Designer and 2009 CTC&G IDA winner Leslie May lives by her design philosophy that homeowners should live in every room in their home.

A glimpse of designer (and 2009 CTC&G IDA winner) Leslie May’s home reveals that she is true to her Family Style blog, which is dedicated to “making your nest elegant, chic and completely family cozy.”

What is your design philosophy? My basic design philosophy that I applied in my home and impart to my clients, is; live in every room of your home. Since I have a brood of small children and dogs following me wherever I go, I had to make all the spaces in my home inviting to all ages, or I would never get to go in them!

Tell me about your house.
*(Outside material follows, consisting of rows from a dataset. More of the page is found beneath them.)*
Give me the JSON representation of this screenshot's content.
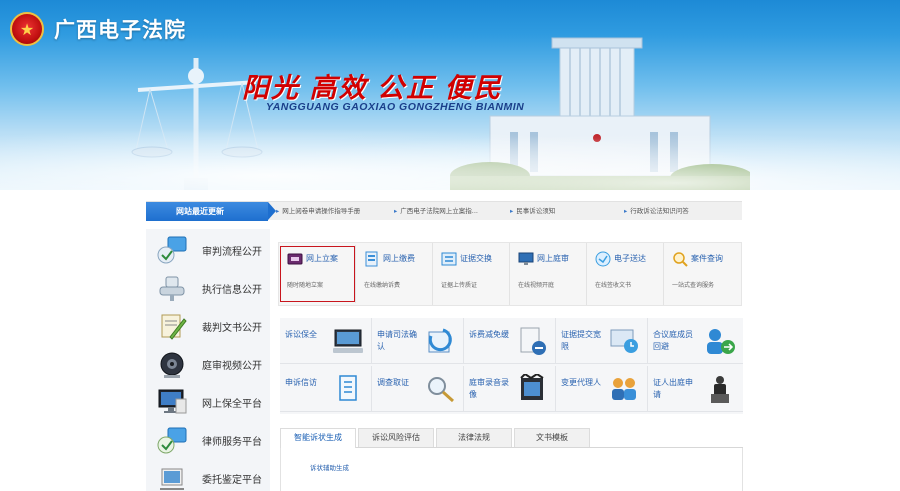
{
  "header": {
    "site_title": "广西电子法院",
    "slogan": "阳光 高效 公正 便民",
    "slogan_pinyin": "YANGGUANG  GAOXIAO GONGZHENG BIANMIN",
    "emblem_icon": "court-emblem-icon"
  },
  "notice_bar": {
    "label": "网站最近更新",
    "items": [
      "网上阅卷申请操作指导手册",
      "广西电子法院网上立案指...",
      "民事诉讼须知",
      "行政诉讼法知识问答"
    ]
  },
  "sidebar": {
    "items": [
      {
        "label": "审判流程公开",
        "icon": "trial-process-icon"
      },
      {
        "label": "执行信息公开",
        "icon": "execution-info-icon"
      },
      {
        "label": "裁判文书公开",
        "icon": "judgment-document-icon"
      },
      {
        "label": "庭审视频公开",
        "icon": "trial-video-icon"
      },
      {
        "label": "网上保全平台",
        "icon": "online-preservation-icon"
      },
      {
        "label": "律师服务平台",
        "icon": "lawyer-service-icon"
      },
      {
        "label": "委托鉴定平台",
        "icon": "appraisal-platform-icon"
      }
    ]
  },
  "services": [
    {
      "title": "网上立案",
      "desc": "随时随地立案",
      "icon": "online-filing-icon",
      "color": "#6b2b6e"
    },
    {
      "title": "网上缴费",
      "desc": "在线缴纳诉费",
      "icon": "online-payment-icon",
      "color": "#3a8fd8"
    },
    {
      "title": "证据交换",
      "desc": "证据上传质证",
      "icon": "evidence-exchange-icon",
      "color": "#2f89d4"
    },
    {
      "title": "网上庭审",
      "desc": "在线视频开庭",
      "icon": "online-trial-icon",
      "color": "#2f6fb5"
    },
    {
      "title": "电子送达",
      "desc": "在线签收文书",
      "icon": "electronic-delivery-icon",
      "color": "#3a9ee0"
    },
    {
      "title": "案件查询",
      "desc": "一站式查询服务",
      "icon": "case-query-icon",
      "color": "#e0a21e"
    }
  ],
  "features": {
    "row1": [
      {
        "label": "诉讼保全",
        "icon": "litigation-preservation-icon"
      },
      {
        "label": "申请司法确认",
        "icon": "judicial-confirmation-icon"
      },
      {
        "label": "诉费减免缓",
        "icon": "fee-reduction-icon"
      },
      {
        "label": "证据提交宽限",
        "icon": "evidence-extension-icon"
      },
      {
        "label": "合议庭成员回避",
        "icon": "panel-recusal-icon"
      }
    ],
    "row2": [
      {
        "label": "申诉信访",
        "icon": "petition-icon"
      },
      {
        "label": "调查取证",
        "icon": "investigation-icon"
      },
      {
        "label": "庭审录音录像",
        "icon": "recording-icon"
      },
      {
        "label": "变更代理人",
        "icon": "change-agent-icon"
      },
      {
        "label": "证人出庭申请",
        "icon": "witness-icon"
      }
    ]
  },
  "tabs": {
    "items": [
      "智能诉状生成",
      "诉讼风险评估",
      "法律法规",
      "文书模板"
    ],
    "active_index": 0,
    "panel_link": "诉状辅助生成"
  },
  "colors": {
    "accent_blue": "#1e6fcf",
    "link_blue": "#2a63b0",
    "slogan_red": "#d10000",
    "highlight_border": "#c8151d"
  }
}
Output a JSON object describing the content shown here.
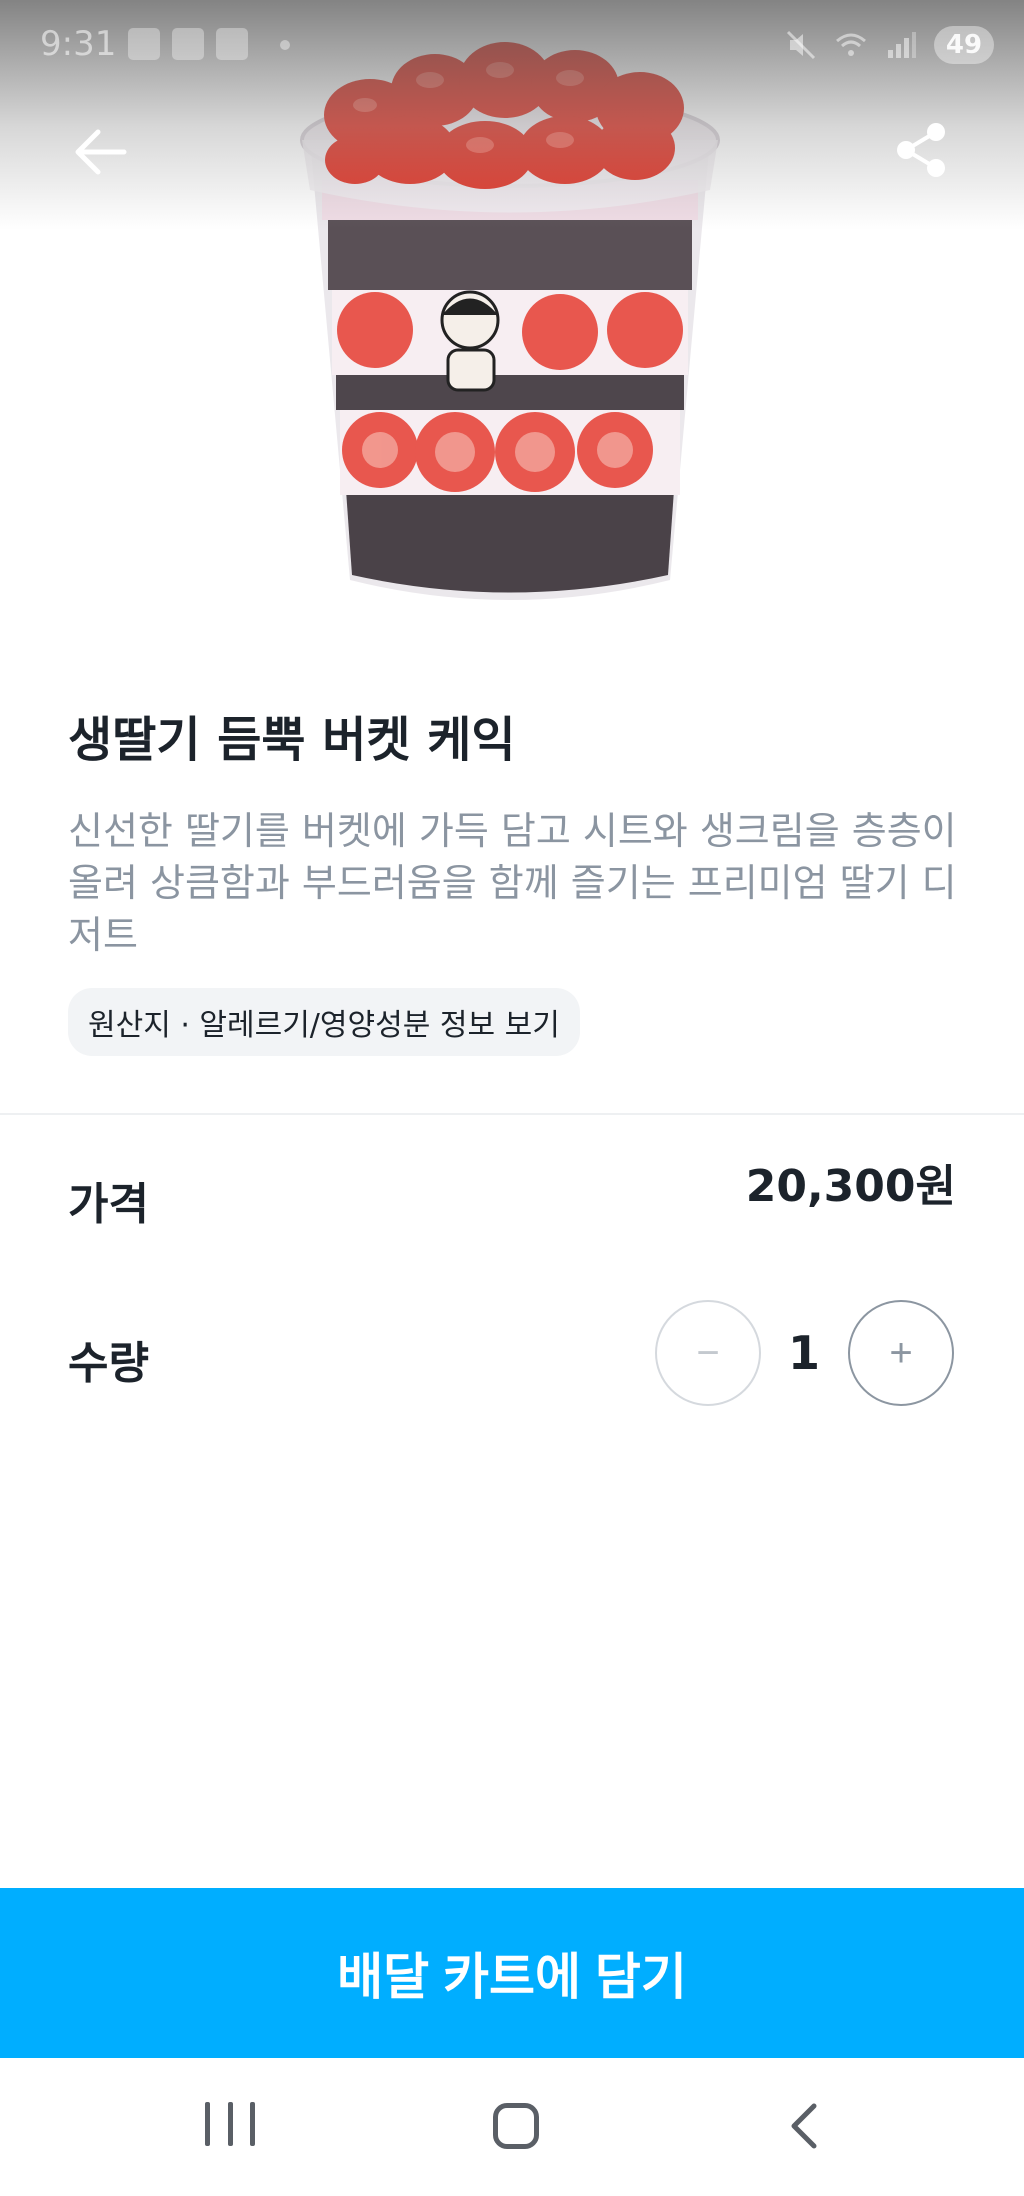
{
  "status_bar": {
    "time": "9:31",
    "battery": "49"
  },
  "product": {
    "name": "생딸기 듬뿍 버켓 케익",
    "description": "신선한 딸기를 버켓에 가득 담고 시트와 생크림을 층층이 올려 상큼함과 부드러움을 함께 즐기는 프리미엄 딸기 디저트",
    "info_link": "원산지 · 알레르기/영양성분 정보 보기"
  },
  "price": {
    "label": "가격",
    "value": "20,300원"
  },
  "quantity": {
    "label": "수량",
    "value": "1",
    "minus_symbol": "−",
    "plus_symbol": "+"
  },
  "cta": {
    "label": "배달 카트에 담기"
  },
  "icons": {
    "back": "arrow-left-icon",
    "share": "share-icon",
    "mute": "mute-icon",
    "wifi": "wifi-icon",
    "signal": "signal-icon"
  },
  "colors": {
    "accent": "#00aeff",
    "text_primary": "#1c232b",
    "text_secondary": "#8b95a1",
    "chip_background": "#f2f4f6"
  }
}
Our house was built in the 1930s. We did a renovation in 2008/2009 that basically gutted the first floor—kitchen, family room, foyer and dining room—and added a living room and master suite with sitting room. The design is sophisticated and tailored, but each room is planned for real life, in the living room just as much as the family room. We also gutted and renovated what was a small workshop in order to create my studio. Having a separate building as a home office is a real luxury.

How do you create spaces that are inviting for everyone? Our living room, for example, has two upholstered toy bins that hold train tracks and tea sets. The bins just blend in when the space is used for more adult purposes. We actually use the living room a lot for play dates and cocktail parties alike. The children also love the bay window seat, and use it as a stage, reading nook or diving platform! The foyer is another unpredictable spot where we spend a lot of time. With radiant floor heating, the wide expanse of wood planks is like a canvas for the kids’ imaginations.

How do you balance family-friendly with chic and elegant? After I plan a space that has a purpose for everyone, then I like to add the “wow” factor—layering a chic and elegant aesthetic that, when applied thoughtfully, does not interfere with real living. Faux painting, well-tailored drapery and antiques can find a home in even the most boisterous spaces. Even the dining room isn’t off-limits: We play board games at the table. I tell my clients you can have an antique table, but save the silk for the drapes, not seat cushions. It’s all about planning and smart choices.

What are some examples in your house? The living room walls are upholstered in a creamy suede, which is actually very easy to clean. The ceiling in the dining room has a faux tortoiseshell paint. Ceilings are a great place to spend some design dollars; you don’t have to worry about messy fingers or soccer cleats. In the master bedroom, I upholstered the wall behind the bed in soothing pale blue and cream zebra stripes—it extends the plush feeling of the headboard, and it’s tucked behind the headboard and bedside tables, so no hands can get to it. In the foyer, I used a mustard grasscloth that makes me smile everyday. Walls are another great spot to spend design dollars, since they really don’t get much wear and tear.